(Entries from a dataset of interfaces)
────────────────
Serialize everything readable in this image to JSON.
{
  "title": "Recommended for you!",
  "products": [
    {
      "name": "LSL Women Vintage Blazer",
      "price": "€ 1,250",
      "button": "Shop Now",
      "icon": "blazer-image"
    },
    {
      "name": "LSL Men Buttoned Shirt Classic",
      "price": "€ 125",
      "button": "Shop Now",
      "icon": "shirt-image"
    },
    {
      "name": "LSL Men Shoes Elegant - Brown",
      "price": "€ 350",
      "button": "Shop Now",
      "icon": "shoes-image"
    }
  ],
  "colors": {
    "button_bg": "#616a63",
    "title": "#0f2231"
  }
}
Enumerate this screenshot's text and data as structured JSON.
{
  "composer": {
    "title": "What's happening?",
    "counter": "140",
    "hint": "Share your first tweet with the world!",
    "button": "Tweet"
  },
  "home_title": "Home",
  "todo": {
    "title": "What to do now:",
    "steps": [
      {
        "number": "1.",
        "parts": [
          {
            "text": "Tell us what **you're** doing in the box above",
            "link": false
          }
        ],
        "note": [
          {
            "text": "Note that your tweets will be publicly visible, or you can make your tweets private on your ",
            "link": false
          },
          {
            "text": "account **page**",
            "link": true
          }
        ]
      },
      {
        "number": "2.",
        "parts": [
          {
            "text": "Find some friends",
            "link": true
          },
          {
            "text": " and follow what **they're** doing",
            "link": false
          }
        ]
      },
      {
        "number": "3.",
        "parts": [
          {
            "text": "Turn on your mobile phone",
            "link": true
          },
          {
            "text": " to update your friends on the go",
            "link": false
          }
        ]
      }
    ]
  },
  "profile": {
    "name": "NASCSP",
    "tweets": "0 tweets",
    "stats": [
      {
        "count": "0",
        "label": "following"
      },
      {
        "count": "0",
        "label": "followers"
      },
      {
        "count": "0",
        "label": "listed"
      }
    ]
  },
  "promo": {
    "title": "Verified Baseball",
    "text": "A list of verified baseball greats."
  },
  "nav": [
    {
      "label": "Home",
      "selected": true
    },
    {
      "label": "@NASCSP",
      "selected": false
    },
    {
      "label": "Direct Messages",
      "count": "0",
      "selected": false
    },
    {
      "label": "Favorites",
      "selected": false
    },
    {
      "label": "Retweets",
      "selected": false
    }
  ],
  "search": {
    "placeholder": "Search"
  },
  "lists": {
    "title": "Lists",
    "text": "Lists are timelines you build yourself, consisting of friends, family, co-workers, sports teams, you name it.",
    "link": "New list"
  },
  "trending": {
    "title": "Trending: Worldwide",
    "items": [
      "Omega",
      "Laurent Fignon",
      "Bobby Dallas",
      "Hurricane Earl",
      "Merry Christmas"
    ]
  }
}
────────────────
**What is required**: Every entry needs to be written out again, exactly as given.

**Solution to this problem**:
Serialize everything readable in this image to JSON.
{
  "title": "Recommended for you!",
  "products": [
    {
      "name": "LSL Women Vintage Blazer",
      "price": "€ 1,250",
      "button": "Shop Now",
      "icon": "blazer-image"
    },
    {
      "name": "LSL Men Buttoned Shirt Classic",
      "price": "€ 125",
      "button": "Shop Now",
      "icon": "shirt-image"
    },
    {
      "name": "LSL Men Shoes Elegant - Brown",
      "price": "€ 350",
      "button": "Shop Now",
      "icon": "shoes-image"
    }
  ],
  "colors": {
    "button_bg": "#616a63",
    "title": "#0f2231"
  }
}
Enumerate this screenshot's text and data as structured JSON.
{
  "composer": {
    "title": "What's happening?",
    "counter": "140",
    "hint": "Share your first tweet with the world!",
    "button": "Tweet"
  },
  "home_title": "Home",
  "todo": {
    "title": "What to do now:",
    "steps": [
      {
        "number": "1.",
        "parts": [
          {
            "text": "Tell us what **you're** doing in the box above",
            "link": false
          }
        ],
        "note": [
          {
            "text": "Note that your tweets will be publicly visible, or you can make your tweets private on your ",
            "link": false
          },
          {
            "text": "account **page**",
            "link": true
          }
        ]
      },
      {
        "number": "2.",
        "parts": [
          {
            "text": "Find some friends",
            "link": true
          },
          {
            "text": " and follow what **they're** doing",
            "link": false
          }
        ]
      },
      {
        "number": "3.",
        "parts": [
          {
            "text": "Turn on your mobile phone",
            "link": true
          },
          {
            "text": " to update your friends on the go",
            "link": false
          }
        ]
      }
    ]
  },
  "profile": {
    "name": "NASCSP",
    "tweets": "0 tweets",
    "stats": [
      {
        "count": "0",
        "label": "following"
      },
      {
        "count": "0",
        "label": "followers"
      },
      {
        "count": "0",
        "label": "listed"
      }
    ]
  },
  "promo": {
    "title": "Verified Baseball",
    "text": "A list of verified baseball greats."
  },
  "nav": [
    {
      "label": "Home",
      "selected": true
    },
    {
      "label": "@NASCSP",
      "selected": false
    },
    {
      "label": "Direct Messages",
      "count": "0",
      "selected": false
    },
    {
      "label": "Favorites",
      "selected": false
    },
    {
      "label": "Retweets",
      "selected": false
    }
  ],
  "search": {
    "placeholder": "Search"
  },
  "lists": {
    "title": "Lists",
    "text": "Lists are timelines you build yourself, consisting of friends, family, co-workers, sports teams, you name it.",
    "link": "New list"
  },
  "trending": {
    "title": "Trending: Worldwide",
    "items": [
      "Omega",
      "Laurent Fignon",
      "Bobby Dallas",
      "Hurricane Earl",
      "Merry Christmas"
    ]
  }
}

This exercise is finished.